Calderwood Primary – GIA 2022 Awards Education Project of the Year and Supreme Winner
2. The importance of thinking strategically

Finding spaces for the coming year should not be an after thought. Good solutions need good design and are found by collaborative teams thinking strategically. It’s amazing what you can find when a group has time to think together. Larger underused areas can be sectioned off with furniture, while thoughtful use of fabric gives acoustic benefit allowing a more comfortable focused and quiet area to work in.  These newly discovered spaces can also be personal, discrete and used for mentoring and quiet one-to-one discussions. In this way, previously dead or uninspiring spaces can be made to work hard for the school estate. Staff and students alike love them and they bring a more upbeat and less ‘institutional’ feel to spaces. Often dividing spaces in this way helps with wayfinding and in defining faculty use of otherwise overlooked spaces.

Defining the space or creating groins that push into the central thoroughfare enable little eddies of space that can be used for studying. Here is a concept where a former store was  opened up and used to add two banquette seats, with enough room for 8 students to share and, complemented further with freestanding tables and fabric stools to separate the area from a thoroughfare.

3. Walls not required

Small learning groups and individuals do not need four walls within which to learn! Spaces such as the open dining area seen in our feature picture or this open connecting area can easily be broken into smaller spaces with thoughtful use of well-organised furniture to enable continued educational use of shared areas throughout the day. We have found that informal staff meetings, small group work and individual time all spaces populate these spaces very efficiently. Separation like this can also be achieved in Libraries, Reception spaces and external spaces.

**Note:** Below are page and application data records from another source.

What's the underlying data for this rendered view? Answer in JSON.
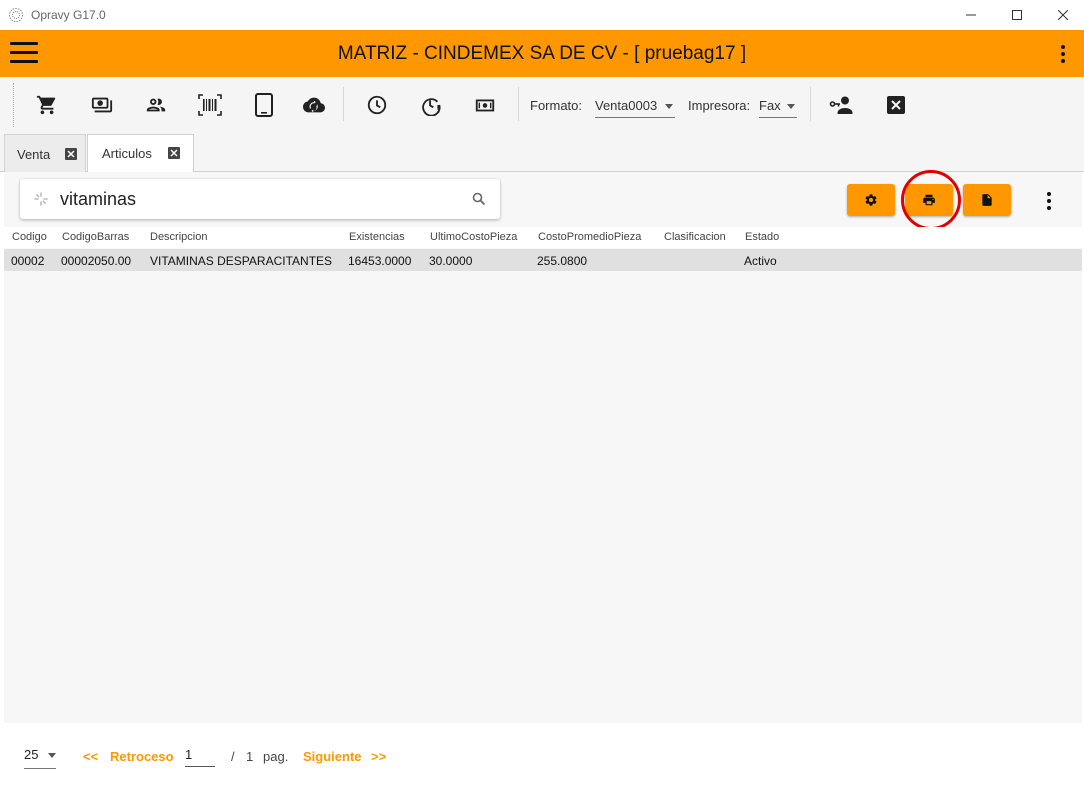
{
  "window": {
    "title": "Opravy G17.0"
  },
  "appbar": {
    "title": "MATRIZ - CINDEMEX SA DE CV - [ pruebag17 ]"
  },
  "toolbar": {
    "icons": [
      "cart-icon",
      "cash-icon",
      "people-icon",
      "barcode-icon",
      "tablet-icon",
      "cloud-sync-icon",
      "clock-icon",
      "clock-alert-icon",
      "money-icon"
    ],
    "formato_label": "Formato:",
    "formato_value": "Venta0003",
    "impresora_label": "Impresora:",
    "impresora_value": "Fax"
  },
  "tabs": [
    {
      "label": "Venta",
      "active": false
    },
    {
      "label": "Articulos",
      "active": true
    }
  ],
  "search": {
    "value": "vitaminas"
  },
  "table": {
    "columns": [
      "Codigo",
      "CodigoBarras",
      "Descripcion",
      "Existencias",
      "UltimoCostoPieza",
      "CostoPromedioPieza",
      "Clasificacion",
      "Estado"
    ],
    "rows": [
      [
        "00002",
        "00002050.00",
        "VITAMINAS DESPARACITANTES",
        "16453.0000",
        "30.0000",
        "255.0800",
        "",
        "Activo"
      ]
    ]
  },
  "pager": {
    "page_size": "25",
    "prev_arrows": "<<",
    "prev_label": "Retroceso",
    "current_page": "1",
    "separator": "/",
    "total_pages": "1",
    "pag_label": "pag.",
    "next_label": "Siguiente",
    "next_arrows": ">>"
  },
  "colors": {
    "accent": "#ff9800",
    "highlight": "#e00000"
  }
}
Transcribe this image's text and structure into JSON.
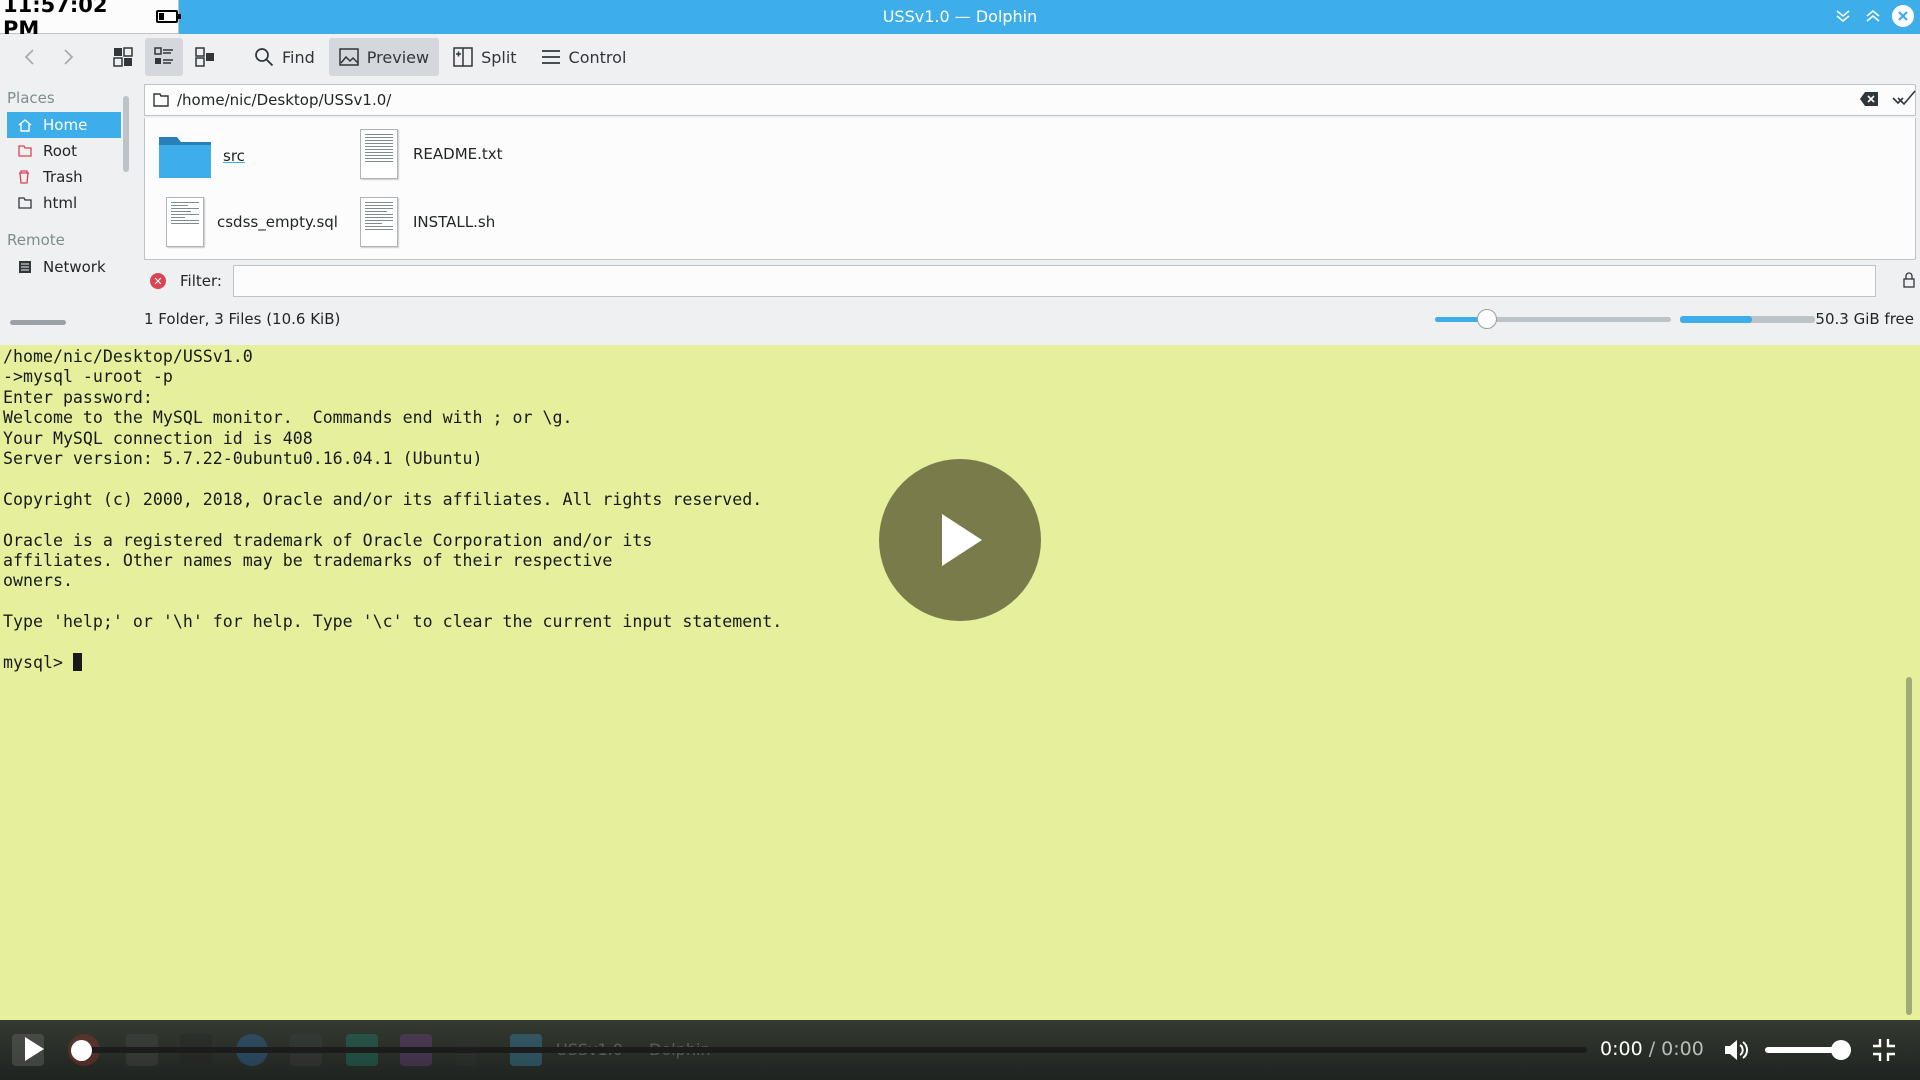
{
  "window": {
    "title": "USSv1.0 — Dolphin"
  },
  "clock": {
    "time": "11:57:02 PM"
  },
  "toolbar": {
    "find_label": "Find",
    "preview_label": "Preview",
    "split_label": "Split",
    "control_label": "Control"
  },
  "sidebar": {
    "places_header": "Places",
    "places": [
      {
        "label": "Home",
        "icon": "home-icon",
        "active": true
      },
      {
        "label": "Root",
        "icon": "folder-red-icon"
      },
      {
        "label": "Trash",
        "icon": "trash-icon"
      },
      {
        "label": "html",
        "icon": "folder-icon"
      }
    ],
    "remote_header": "Remote",
    "remote": [
      {
        "label": "Network",
        "icon": "network-icon"
      }
    ]
  },
  "location": {
    "path": "/home/nic/Desktop/USSv1.0/"
  },
  "files": [
    {
      "name": "src",
      "type": "folder"
    },
    {
      "name": "README.txt",
      "type": "text"
    },
    {
      "name": "csdss_empty.sql",
      "type": "text"
    },
    {
      "name": "INSTALL.sh",
      "type": "script"
    }
  ],
  "filter": {
    "label": "Filter:",
    "value": ""
  },
  "status": {
    "summary": "1 Folder, 3 Files (10.6 KiB)",
    "free_space": "50.3 GiB free",
    "zoom_fraction": 0.22,
    "disk_used_fraction": 0.53
  },
  "terminal": {
    "lines": [
      "/home/nic/Desktop/USSv1.0",
      "->mysql -uroot -p",
      "Enter password:",
      "Welcome to the MySQL monitor.  Commands end with ; or \\g.",
      "Your MySQL connection id is 408",
      "Server version: 5.7.22-0ubuntu0.16.04.1 (Ubuntu)",
      "",
      "Copyright (c) 2000, 2018, Oracle and/or its affiliates. All rights reserved.",
      "",
      "Oracle is a registered trademark of Oracle Corporation and/or its",
      "affiliates. Other names may be trademarks of their respective",
      "owners.",
      "",
      "Type 'help;' or '\\h' for help. Type '\\c' to clear the current input statement.",
      ""
    ],
    "prompt": "mysql> "
  },
  "player": {
    "current_time": "0:00",
    "separator": " / ",
    "total_time": "0:00",
    "volume_fraction": 0.85,
    "taskbar_ghost_text": "USSv1.0 — Dolphin"
  },
  "colors": {
    "accent": "#3daee9",
    "terminal_bg": "#e6f09c",
    "play_overlay": "#7a7b4b"
  }
}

This cosy area, placed in a school’s reception area is used by visitors, for visitor meetings with staff, staff meetings, staff-student and student-student discussions. It adds to the vibrancy of the school and is much more in line with the modern work place, which is, after all, a part of what education is about.

Cost-effective possibilities

With time, collaborative thinking and imagination, the spaces that we need so badly can therefore be found all around us. Cost-effective solutions which also look good can add so much to a school without the need to resort to building more conventional and very expensive extensions. We can also expect that the development of AI will further improve our ability to free up spaces which may be ‘locked away’ in an existing building.

 

Philip Gardner is Partnership Director, at Space Zero, the award-winning educational design consultancy. 

 

 

 

 

Former international headteacher, Andy Homden is CEO of Consilium Education, specialisist consultants to startup,new and growing international schools.

 

 

 

 

All images kindly provided by Space Zero.